Ursula K. Le Guin writes both poetry and prose, and in various modes including realistic fiction, science fiction, fantasy, young children's books, books for young adults, screenplays, essays, verbal texts for musicians, and voicetexts. She has published seven books of poetry, twenty-two novels, over a hundred short stories (collected in eleven volumes), four collections of essays, twelve books for children, and four volumes of translation.
Most of Le Guin's major titles have remained continuously in print, some for over forty years. Her best known fantasy works, the six Books of Earthsea, have sold millions of copies in America and England, and have been translated into sixteen languages. Her first major work of science fiction, The Left Hand of Darkness, is considered epoch-making in the field for its radical investigation of gender roles and its moral and literary complexity. Her novels The Dispossessed and Always Coming Home redefine the scope and style of utopian fiction, while the realistic stories of a small Oregon beach town in Searoad show her permanent sympathy with the ordinary griefs of ordinary people. Among her books for children, the Catwings series has become a particular favorite. Her version of Lao Tzu's Tao Te Ching, a translation she worked on for forty years, has received high praise.
Three of Le Guin's books have been finalists for the American Book Award and the Pulitzer Prize, and among the many honors her writing has received are a National Book Award, five Hugo Awards, five Nebula Awards, SFWA's Grand Master, the Kafka Award, a Pushcart Prize, the Howard Vursell Award of the American Academy of Arts and Letters, the L.A. Times Robert Kirsch Award, the PEN/Malamud Award, the Margaret A. Edwards Award, etc.
Le Guin leads an intensely private life, with sporadic forays into political activism and steady participation in the literary community of her city.
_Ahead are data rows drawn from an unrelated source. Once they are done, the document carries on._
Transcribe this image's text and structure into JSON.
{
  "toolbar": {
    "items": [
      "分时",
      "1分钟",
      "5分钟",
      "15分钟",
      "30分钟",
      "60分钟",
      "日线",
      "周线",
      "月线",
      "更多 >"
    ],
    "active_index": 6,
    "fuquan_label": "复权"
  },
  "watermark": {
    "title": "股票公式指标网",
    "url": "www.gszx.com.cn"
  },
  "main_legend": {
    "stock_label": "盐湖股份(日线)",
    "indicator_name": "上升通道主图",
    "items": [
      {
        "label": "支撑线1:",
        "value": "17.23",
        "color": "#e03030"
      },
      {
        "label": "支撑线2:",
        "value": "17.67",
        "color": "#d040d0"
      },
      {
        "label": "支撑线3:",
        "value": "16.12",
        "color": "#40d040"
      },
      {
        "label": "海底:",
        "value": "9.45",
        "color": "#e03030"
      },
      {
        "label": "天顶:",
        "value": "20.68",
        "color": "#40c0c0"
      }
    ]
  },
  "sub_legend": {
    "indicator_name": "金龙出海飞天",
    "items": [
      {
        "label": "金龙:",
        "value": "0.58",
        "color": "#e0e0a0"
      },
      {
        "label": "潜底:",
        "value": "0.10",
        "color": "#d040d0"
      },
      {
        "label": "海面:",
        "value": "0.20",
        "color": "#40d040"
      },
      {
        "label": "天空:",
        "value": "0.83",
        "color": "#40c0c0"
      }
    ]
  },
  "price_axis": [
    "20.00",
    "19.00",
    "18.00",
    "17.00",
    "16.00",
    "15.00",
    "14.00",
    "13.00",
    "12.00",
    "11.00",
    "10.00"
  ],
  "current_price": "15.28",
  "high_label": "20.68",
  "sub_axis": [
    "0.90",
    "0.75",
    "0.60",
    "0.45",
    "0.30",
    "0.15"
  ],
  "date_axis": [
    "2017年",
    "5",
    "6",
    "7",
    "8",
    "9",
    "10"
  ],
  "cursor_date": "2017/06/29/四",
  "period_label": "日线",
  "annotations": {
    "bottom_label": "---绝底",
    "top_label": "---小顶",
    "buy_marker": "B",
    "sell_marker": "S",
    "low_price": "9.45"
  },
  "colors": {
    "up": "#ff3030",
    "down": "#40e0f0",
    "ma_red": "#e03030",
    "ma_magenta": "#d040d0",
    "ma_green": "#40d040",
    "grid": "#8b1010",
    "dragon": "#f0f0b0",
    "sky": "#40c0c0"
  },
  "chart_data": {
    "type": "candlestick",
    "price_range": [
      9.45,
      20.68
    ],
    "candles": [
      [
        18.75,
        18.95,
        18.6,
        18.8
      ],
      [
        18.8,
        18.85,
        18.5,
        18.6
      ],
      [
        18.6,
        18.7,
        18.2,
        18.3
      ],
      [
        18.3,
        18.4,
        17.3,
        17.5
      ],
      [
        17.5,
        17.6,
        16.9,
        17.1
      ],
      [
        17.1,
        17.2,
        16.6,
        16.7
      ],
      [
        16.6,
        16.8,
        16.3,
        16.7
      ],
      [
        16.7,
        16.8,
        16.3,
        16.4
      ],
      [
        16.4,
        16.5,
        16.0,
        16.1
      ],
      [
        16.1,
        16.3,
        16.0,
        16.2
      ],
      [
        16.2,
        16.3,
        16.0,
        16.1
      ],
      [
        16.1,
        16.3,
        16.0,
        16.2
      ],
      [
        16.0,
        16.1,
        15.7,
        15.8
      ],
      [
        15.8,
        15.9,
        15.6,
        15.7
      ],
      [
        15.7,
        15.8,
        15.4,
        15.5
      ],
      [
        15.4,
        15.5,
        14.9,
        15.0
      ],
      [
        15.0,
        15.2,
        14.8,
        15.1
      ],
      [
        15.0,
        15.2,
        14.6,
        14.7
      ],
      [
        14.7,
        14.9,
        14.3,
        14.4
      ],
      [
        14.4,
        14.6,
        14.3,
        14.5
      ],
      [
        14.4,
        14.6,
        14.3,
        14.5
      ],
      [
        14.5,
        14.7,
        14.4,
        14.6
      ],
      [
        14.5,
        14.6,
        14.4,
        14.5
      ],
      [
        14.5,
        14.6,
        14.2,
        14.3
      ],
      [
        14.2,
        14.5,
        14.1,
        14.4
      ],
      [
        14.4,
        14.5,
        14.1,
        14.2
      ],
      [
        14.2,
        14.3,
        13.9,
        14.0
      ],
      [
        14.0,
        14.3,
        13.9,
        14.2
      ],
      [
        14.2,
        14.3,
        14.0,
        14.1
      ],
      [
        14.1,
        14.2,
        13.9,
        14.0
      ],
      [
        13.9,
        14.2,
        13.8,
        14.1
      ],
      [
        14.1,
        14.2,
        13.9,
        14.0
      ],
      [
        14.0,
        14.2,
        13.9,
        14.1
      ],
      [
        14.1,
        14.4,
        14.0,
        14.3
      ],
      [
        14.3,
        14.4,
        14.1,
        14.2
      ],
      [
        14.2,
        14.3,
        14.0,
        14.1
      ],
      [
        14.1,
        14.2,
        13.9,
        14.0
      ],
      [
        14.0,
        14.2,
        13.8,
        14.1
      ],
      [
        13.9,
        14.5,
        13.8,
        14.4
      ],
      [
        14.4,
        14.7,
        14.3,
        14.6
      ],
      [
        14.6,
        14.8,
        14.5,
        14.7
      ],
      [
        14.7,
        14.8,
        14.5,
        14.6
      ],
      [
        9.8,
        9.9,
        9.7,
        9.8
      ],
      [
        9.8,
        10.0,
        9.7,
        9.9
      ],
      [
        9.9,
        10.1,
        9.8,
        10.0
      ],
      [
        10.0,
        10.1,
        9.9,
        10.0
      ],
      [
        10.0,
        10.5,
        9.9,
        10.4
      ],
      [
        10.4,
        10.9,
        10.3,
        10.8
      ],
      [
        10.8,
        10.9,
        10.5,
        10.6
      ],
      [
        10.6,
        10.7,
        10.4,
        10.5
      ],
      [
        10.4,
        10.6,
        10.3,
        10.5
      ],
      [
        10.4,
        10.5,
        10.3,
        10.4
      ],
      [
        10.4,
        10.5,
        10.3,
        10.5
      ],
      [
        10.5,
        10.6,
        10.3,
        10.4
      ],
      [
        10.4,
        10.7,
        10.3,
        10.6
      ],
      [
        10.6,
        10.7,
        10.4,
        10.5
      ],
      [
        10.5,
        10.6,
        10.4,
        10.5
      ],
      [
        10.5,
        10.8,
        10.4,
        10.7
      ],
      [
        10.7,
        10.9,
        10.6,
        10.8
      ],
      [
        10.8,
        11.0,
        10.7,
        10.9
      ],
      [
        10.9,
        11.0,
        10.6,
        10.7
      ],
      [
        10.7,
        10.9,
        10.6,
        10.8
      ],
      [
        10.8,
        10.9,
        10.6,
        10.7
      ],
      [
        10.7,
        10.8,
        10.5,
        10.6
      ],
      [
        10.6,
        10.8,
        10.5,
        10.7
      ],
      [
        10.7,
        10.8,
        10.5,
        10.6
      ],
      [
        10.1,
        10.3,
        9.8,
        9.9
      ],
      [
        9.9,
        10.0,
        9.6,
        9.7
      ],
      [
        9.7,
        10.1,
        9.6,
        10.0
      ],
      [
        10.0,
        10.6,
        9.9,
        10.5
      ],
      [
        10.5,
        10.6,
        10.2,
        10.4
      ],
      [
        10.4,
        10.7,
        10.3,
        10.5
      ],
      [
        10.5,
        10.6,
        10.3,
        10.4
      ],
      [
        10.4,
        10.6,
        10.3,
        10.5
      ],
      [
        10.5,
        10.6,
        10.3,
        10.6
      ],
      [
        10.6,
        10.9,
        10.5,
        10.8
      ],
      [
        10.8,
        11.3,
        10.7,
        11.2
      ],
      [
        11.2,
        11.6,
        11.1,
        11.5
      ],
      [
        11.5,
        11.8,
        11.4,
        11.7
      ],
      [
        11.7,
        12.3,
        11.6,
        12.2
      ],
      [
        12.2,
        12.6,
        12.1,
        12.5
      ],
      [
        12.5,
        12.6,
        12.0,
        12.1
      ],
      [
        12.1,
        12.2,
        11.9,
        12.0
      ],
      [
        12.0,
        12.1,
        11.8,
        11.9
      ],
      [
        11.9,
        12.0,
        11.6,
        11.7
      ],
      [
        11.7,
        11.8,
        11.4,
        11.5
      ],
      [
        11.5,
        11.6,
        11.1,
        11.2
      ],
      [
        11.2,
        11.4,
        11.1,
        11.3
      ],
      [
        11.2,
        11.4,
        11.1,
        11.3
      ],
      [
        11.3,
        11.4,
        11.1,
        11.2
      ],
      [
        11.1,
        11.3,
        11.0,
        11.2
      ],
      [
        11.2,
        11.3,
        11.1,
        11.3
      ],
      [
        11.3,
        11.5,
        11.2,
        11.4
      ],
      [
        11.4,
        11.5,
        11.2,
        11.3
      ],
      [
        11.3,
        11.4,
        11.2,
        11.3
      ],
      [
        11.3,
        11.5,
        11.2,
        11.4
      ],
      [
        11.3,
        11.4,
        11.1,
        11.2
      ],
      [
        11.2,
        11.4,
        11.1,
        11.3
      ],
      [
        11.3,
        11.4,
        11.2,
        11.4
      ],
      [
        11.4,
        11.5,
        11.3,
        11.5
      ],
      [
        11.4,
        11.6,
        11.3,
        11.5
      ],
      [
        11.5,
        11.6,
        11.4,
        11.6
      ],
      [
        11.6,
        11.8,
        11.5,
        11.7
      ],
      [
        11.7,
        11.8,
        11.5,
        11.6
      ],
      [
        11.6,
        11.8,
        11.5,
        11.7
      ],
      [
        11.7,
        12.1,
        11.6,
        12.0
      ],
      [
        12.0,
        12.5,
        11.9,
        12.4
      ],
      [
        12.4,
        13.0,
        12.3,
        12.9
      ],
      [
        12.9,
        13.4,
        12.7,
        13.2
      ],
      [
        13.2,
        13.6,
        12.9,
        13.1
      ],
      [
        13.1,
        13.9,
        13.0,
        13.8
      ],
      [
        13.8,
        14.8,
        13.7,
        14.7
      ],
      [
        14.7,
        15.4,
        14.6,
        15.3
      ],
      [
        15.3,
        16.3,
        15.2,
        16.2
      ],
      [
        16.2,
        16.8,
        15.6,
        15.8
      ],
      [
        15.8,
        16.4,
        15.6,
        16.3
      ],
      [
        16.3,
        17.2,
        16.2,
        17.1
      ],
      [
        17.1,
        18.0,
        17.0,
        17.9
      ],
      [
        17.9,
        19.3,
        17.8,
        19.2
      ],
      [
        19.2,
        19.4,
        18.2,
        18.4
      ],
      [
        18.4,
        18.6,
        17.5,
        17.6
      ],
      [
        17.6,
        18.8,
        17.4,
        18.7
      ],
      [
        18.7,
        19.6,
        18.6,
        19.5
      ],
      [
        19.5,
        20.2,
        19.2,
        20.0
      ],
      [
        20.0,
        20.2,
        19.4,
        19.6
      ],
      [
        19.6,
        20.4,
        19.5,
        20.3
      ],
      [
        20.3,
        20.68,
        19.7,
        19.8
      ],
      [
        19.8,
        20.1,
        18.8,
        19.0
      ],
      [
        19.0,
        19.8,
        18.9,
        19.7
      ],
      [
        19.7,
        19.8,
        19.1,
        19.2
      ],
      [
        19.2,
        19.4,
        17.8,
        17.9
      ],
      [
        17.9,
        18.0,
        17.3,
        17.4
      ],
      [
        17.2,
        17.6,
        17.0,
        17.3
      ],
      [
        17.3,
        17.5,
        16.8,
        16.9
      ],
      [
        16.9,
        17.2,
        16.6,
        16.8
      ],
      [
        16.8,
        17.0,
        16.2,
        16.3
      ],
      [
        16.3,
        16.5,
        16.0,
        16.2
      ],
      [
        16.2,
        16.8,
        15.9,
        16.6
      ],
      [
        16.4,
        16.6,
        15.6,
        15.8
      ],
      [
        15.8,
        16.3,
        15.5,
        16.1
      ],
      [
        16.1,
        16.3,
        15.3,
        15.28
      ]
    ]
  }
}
Having taught writing workshops from Vermont to Australia, she is now retired from teaching. She limits her public appearances mostly to the West Coast.
[abridged from her website]
Some things to think about as you delve into your reading:
Ged grows up in the course of this novel. What are the qualities that mark him as childish in his early youth? What are the qualities that mark him as adult at the end?
What meanings are associated with Ged's Shadow? Why does it flee from him when he begins to pursue it?
Discuss pride. Is it Ged's pride that causes all his problems? Is the shadow a part of Ged's pride? Is pride always a bad thing? Are there times when pride is appropriate?
Discuss names. Names are important to a lot of cultures. Name one culture that treats names in a similar fashion to this novel. Why is it important to Ged that he not reveal his name to anyone?
What are the rules that govern magic in Earthsea? What can magic do and what is impossible using magic?
This novel is similar to traditional fairy tales in which characters succeed by confronting frightening beings, such as "Hansel and Gretel" and "Little Red Riding Hood." What are the similiarites & differences between those fairy tales & this novel?The Big Read's A Wizard of Earthsea Reader's Guide